Wikia

Psychology Wiki

Acoustic intensity

Talk0
34,142pages on
this wiki

Revision as of 09:38, April 6, 2007 by Dr Joe Kiff (Talk | contribs)

Assessment | Biopsychology | Comparative | Cognitive | Developmental | Language | Individual differences | Personality | Philosophy | Social |
Methods | Statistics | Clinical | Educational | Industrial | Professional items | World psychology |

Cognitive Psychology: Attention · Decision making · Learning · Judgement · Memory · Motivation · Perception · Reasoning · Thinking  - Cognitive processes Cognition - Outline Index


Sound measurements
Sound pressure p
Sound pressure level (SPL)
Particle velocity v
Particle velocity level (SVL)
   (Sound velocity level)
Particle displacement ξ
Sound intensity I
Sound intensity level (SIL)
Sound power Pac
Sound power level (SWL)
Sound energy density E
Sound energy flux q
Acoustic impedance Z
Speed of sound c

The sound intensity, I, (acoustic intensity) is defined as the sound power Pac per unit area A. The usual context is the noise measurement of sound intensity in the air at a listener's location[1]. The SI units are W/m2 (watts per square metre).

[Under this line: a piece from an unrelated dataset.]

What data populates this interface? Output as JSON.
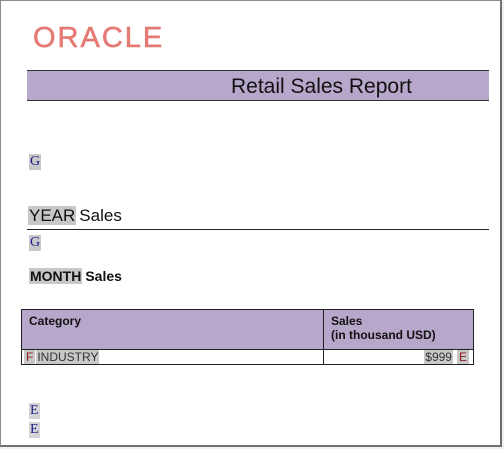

I = \frac{1}{T} \int_{0}^{T}p(t) \cdot v(t)\,dt

For a spherical sound source, the intensity as a function of distance r is:


I_r =  \frac{P_{ac}}{A} =  \frac{P_{ac}}{4 \pi r^2}

Here Pac is the sound power and A the surface of the meant sphere with the radius r. It applies thus:


I \propto \frac{1}{r^2}
(6)

\frac{I_1}{I_2} = \frac{{r_2}^2}{{r_1}^2}
(7)

I_1 = I_{2} \cdot {r_{2}^2} \cdot \frac{1}{{r_1}^2}
(8)

Thus the sound intensity decreases as a sound energy size in the free field (direct field) with 1/r2 the distance from an acoustic point source, while the sound pressure decreases as a sound field size only with 1/r from the distance from an acoustic point source after the 1/r-distance law.


I \sim {p^2} \sim \dfrac{1}{r^2} \,

Hence 
p \sim \dfrac{1}{r} \,

The sound intensity I in W/m2 of a plane progressive wave is:


I = p \cdot v = \frac{p^2}{Z} = Z \cdot v^2 = \xi^2 \cdot \omega^2 \cdot Z = \frac{a^2 \cdot Z}{\omega^2} = E \cdot c = \frac{P_{ac}}{A}

where:

Symbol Units Meaning
p pascals sound pressure
f hertz frequency
ξ m, meters particle displacement
c m/s speed of sound
v m/s particle velocity
ω = 2πf radians/s angular frequency
ρ kg/m3 density of air
Z = c · ρ N·s/m³ acoustic impedance
a m/s² particle acceleration
I W/m² sound intensity
E W·s/m³ sound energy density
Pac W, watts sound power or acoustic power
A m² area

The amplitude of sound intensity (not sound pressure!) decreases in the free field (direct field) with 1/r2 of the distance of a point source.

Sound intensity level, LI, is the sound intensity, expressed in logarithmic units (decibels).

L_I=10 \log_{10} \frac {I}{I_o} (dB-SIL),

where Io is the reference intensity, 10-12 W/m2


Note 1^ : The term "intensity" is used exclusively for the measurement of sound in watts per unit area.
To describe the strength of sound in terms other than strict intensity, one can use "magnitude" "strength", "amplitude", or "level" instead.

Sound intensity is not the same physical quantity as sound pressure. Hearing is directly sensitive to sound pressure which is related to sound intensity. In stereo the level differences have been called "intensity" differences, but sound intensity is a specifically defined quantity and cannot be sensed by a simple microphone, nor would it be valuable in music recording if it could.

See also

External links

de:Schallintensität
es:Intensidad de sonido
nl:Geluidsintensiteit
pl:Natężenie dźwięku
sl:Jakost zvoka

Around Wikia's network

Random Wiki